AuREUS panels work by using luminescent particles derived from waste crops through the process of crushing, juice extraction, and filtration, to absorb high energy particles in ultraviolet and gamma rays. The particles are suspended in a moldable resin that can be installed as cladding or between two panes of a double glazed window. The panels then degrade the energy particles and reemit them as light, which can be captured and converted into electricity via photovoltaic (PV) cells and can either be stored or used immediately.
“In that way, it can be directly used as a stand-alone or can be connected in groups to produce a higher output,” Maigue told Dezeen. “It can also be easily integrated into existing solar photovoltaic systems since its electrical output is suitable for such systems as well.”
“We need to [utilize] our resources more and create systems that don’t deplete our current resources,” Maigue told Dyson upon winning the James Dyson Award. “While AuREUS aims to generate electricity from natural resources, I also want to show that, even if we want to become more sustainable, it’s not only the future generation that would benefit, but also us, the present generation.”
He continued, “With AuREUS, we upcycle the crops of the farmers that were hit by natural disasters, such as typhoons, which also happen to be an effect of climate change.
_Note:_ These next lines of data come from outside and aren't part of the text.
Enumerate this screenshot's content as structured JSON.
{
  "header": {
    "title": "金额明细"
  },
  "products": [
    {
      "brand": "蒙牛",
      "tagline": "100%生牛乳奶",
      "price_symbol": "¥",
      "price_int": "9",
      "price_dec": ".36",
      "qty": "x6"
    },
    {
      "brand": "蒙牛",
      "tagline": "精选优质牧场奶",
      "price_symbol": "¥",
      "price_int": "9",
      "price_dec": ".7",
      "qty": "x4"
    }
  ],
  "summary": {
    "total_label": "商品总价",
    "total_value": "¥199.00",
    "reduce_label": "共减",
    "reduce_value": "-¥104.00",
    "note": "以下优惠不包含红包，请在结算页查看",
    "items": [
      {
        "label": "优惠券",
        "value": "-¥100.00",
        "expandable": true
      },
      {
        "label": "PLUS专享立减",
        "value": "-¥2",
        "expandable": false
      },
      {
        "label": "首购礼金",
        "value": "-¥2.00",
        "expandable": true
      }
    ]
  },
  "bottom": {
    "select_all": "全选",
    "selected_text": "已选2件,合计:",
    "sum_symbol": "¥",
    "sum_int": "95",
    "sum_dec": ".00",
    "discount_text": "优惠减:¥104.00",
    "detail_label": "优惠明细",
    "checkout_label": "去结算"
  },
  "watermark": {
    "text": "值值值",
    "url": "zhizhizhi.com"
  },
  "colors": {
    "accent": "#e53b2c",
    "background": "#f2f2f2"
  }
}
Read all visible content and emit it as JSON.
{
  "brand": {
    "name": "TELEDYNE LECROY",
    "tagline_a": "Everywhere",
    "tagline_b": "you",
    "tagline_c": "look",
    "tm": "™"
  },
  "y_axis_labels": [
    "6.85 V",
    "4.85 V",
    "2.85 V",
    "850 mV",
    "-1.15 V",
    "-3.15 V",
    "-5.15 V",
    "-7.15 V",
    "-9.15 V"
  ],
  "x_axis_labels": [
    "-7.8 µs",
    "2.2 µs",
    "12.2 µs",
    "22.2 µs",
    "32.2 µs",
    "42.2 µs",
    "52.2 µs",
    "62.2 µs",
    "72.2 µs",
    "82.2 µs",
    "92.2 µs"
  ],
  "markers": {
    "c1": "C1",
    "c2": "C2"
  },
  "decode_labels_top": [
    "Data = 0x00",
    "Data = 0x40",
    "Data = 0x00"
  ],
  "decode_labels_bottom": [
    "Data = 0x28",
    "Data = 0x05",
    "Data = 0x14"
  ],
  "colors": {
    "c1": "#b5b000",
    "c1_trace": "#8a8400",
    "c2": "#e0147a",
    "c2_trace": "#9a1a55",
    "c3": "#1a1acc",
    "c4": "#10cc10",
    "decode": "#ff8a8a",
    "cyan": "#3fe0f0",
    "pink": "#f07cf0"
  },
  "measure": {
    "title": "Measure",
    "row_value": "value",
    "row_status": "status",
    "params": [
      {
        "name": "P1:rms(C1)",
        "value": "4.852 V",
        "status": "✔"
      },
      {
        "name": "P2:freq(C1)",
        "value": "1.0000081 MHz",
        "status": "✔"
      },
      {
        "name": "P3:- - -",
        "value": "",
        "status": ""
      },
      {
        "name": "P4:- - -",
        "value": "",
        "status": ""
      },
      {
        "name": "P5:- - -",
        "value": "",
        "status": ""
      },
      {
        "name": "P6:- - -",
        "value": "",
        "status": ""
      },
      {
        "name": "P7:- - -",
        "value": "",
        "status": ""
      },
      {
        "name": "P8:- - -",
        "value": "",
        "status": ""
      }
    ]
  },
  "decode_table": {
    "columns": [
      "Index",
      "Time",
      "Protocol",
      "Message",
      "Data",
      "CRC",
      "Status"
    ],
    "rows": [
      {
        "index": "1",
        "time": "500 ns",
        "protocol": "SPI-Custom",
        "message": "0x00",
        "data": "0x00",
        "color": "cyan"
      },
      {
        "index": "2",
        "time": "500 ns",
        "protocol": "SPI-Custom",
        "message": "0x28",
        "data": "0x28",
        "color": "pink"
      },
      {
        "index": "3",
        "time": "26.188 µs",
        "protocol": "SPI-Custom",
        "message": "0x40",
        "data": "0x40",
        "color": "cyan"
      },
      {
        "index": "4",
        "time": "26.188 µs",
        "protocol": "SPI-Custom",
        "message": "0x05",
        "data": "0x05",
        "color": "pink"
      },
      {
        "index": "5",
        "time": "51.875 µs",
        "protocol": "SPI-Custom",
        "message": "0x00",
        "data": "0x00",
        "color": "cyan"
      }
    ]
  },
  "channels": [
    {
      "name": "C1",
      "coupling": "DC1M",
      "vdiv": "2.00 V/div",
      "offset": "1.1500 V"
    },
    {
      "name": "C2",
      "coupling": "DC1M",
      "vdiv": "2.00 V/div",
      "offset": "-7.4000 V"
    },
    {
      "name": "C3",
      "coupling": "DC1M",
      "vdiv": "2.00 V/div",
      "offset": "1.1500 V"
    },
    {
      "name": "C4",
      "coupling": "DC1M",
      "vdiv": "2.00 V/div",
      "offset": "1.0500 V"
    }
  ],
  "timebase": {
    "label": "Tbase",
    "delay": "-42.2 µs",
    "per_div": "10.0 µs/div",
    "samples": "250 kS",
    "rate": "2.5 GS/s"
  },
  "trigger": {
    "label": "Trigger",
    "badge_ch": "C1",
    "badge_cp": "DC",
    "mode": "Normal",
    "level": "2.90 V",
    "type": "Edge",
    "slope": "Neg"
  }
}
By doing this, we can be both future-looking, and solve the problems that we are currently experiencing now.” Both future generations and current farmers suffering the blows of climate change benefit when AuREUS is employed.
Maigue hopes to take his technology and turn it into threads that can be worked into fabrics and curved plates that can be adhered to vehicles and other modes of transportation.